### TASK DIRECTIONS
Print each entry below precisely as it reads.

(Records from a collection)
------------
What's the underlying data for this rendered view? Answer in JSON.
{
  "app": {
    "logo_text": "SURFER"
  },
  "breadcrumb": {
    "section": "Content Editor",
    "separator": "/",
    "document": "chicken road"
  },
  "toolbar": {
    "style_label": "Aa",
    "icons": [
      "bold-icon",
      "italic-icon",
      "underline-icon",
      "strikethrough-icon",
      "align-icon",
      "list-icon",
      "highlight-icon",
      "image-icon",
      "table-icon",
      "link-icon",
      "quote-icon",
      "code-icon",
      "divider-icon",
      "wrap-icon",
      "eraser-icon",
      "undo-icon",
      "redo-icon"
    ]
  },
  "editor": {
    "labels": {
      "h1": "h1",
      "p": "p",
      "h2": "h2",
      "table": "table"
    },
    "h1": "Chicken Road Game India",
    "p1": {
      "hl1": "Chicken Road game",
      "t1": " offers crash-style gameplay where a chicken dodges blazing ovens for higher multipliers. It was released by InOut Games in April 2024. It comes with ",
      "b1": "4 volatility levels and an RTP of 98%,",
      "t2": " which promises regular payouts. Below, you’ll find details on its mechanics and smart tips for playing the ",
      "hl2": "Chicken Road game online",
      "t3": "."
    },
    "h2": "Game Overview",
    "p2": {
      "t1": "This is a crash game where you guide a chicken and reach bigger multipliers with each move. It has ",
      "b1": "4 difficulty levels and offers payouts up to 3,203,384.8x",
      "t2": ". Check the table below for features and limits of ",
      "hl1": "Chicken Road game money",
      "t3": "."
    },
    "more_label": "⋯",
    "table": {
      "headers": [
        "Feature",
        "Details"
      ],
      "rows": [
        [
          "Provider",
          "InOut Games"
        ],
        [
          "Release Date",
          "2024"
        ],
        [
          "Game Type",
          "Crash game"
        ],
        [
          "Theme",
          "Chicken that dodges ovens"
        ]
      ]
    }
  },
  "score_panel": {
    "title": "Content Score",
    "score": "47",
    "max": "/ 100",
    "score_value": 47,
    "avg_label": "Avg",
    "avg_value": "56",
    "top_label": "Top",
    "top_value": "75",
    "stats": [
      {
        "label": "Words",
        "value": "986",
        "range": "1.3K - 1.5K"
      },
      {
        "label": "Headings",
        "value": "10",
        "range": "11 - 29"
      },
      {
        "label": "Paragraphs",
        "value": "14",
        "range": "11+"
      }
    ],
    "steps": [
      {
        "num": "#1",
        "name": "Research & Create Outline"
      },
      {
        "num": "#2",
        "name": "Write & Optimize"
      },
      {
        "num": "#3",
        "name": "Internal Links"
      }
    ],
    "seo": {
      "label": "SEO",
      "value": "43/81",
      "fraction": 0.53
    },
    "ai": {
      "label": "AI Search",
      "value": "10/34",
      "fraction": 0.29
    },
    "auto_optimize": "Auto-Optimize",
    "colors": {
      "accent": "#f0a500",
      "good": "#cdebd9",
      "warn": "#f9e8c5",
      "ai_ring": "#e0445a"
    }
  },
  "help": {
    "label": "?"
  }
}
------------
### TASK SOLUTION
What's the underlying data for this rendered view? Answer in JSON.
{
  "app": {
    "logo_text": "SURFER"
  },
  "breadcrumb": {
    "section": "Content Editor",
    "separator": "/",
    "document": "chicken road"
  },
  "toolbar": {
    "style_label": "Aa",
    "icons": [
      "bold-icon",
      "italic-icon",
      "underline-icon",
      "strikethrough-icon",
      "align-icon",
      "list-icon",
      "highlight-icon",
      "image-icon",
      "table-icon",
      "link-icon",
      "quote-icon",
      "code-icon",
      "divider-icon",
      "wrap-icon",
      "eraser-icon",
      "undo-icon",
      "redo-icon"
    ]
  },
  "editor": {
    "labels": {
      "h1": "h1",
      "p": "p",
      "h2": "h2",
      "table": "table"
    },
    "h1": "Chicken Road Game India",
    "p1": {
      "hl1": "Chicken Road game",
      "t1": " offers crash-style gameplay where a chicken dodges blazing ovens for higher multipliers. It was released by InOut Games in April 2024. It comes with ",
      "b1": "4 volatility levels and an RTP of 98%,",
      "t2": " which promises regular payouts. Below, you’ll find details on its mechanics and smart tips for playing the ",
      "hl2": "Chicken Road game online",
      "t3": "."
    },
    "h2": "Game Overview",
    "p2": {
      "t1": "This is a crash game where you guide a chicken and reach bigger multipliers with each move. It has ",
      "b1": "4 difficulty levels and offers payouts up to 3,203,384.8x",
      "t2": ". Check the table below for features and limits of ",
      "hl1": "Chicken Road game money",
      "t3": "."
    },
    "more_label": "⋯",
    "table": {
      "headers": [
        "Feature",
        "Details"
      ],
      "rows": [
        [
          "Provider",
          "InOut Games"
        ],
        [
          "Release Date",
          "2024"
        ],
        [
          "Game Type",
          "Crash game"
        ],
        [
          "Theme",
          "Chicken that dodges ovens"
        ]
      ]
    }
  },
  "score_panel": {
    "title": "Content Score",
    "score": "47",
    "max": "/ 100",
    "score_value": 47,
    "avg_label": "Avg",
    "avg_value": "56",
    "top_label": "Top",
    "top_value": "75",
    "stats": [
      {
        "label": "Words",
        "value": "986",
        "range": "1.3K - 1.5K"
      },
      {
        "label": "Headings",
        "value": "10",
        "range": "11 - 29"
      },
      {
        "label": "Paragraphs",
        "value": "14",
        "range": "11+"
      }
    ],
    "steps": [
      {
        "num": "#1",
        "name": "Research & Create Outline"
      },
      {
        "num": "#2",
        "name": "Write & Optimize"
      },
      {
        "num": "#3",
        "name": "Internal Links"
      }
    ],
    "seo": {
      "label": "SEO",
      "value": "43/81",
      "fraction": 0.53
    },
    "ai": {
      "label": "AI Search",
      "value": "10/34",
      "fraction": 0.29
    },
    "auto_optimize": "Auto-Optimize",
    "colors": {
      "accent": "#f0a500",
      "good": "#cdebd9",
      "warn": "#f9e8c5",
      "ai_ring": "#e0445a"
    }
  },
  "help": {
    "label": "?"
  }
}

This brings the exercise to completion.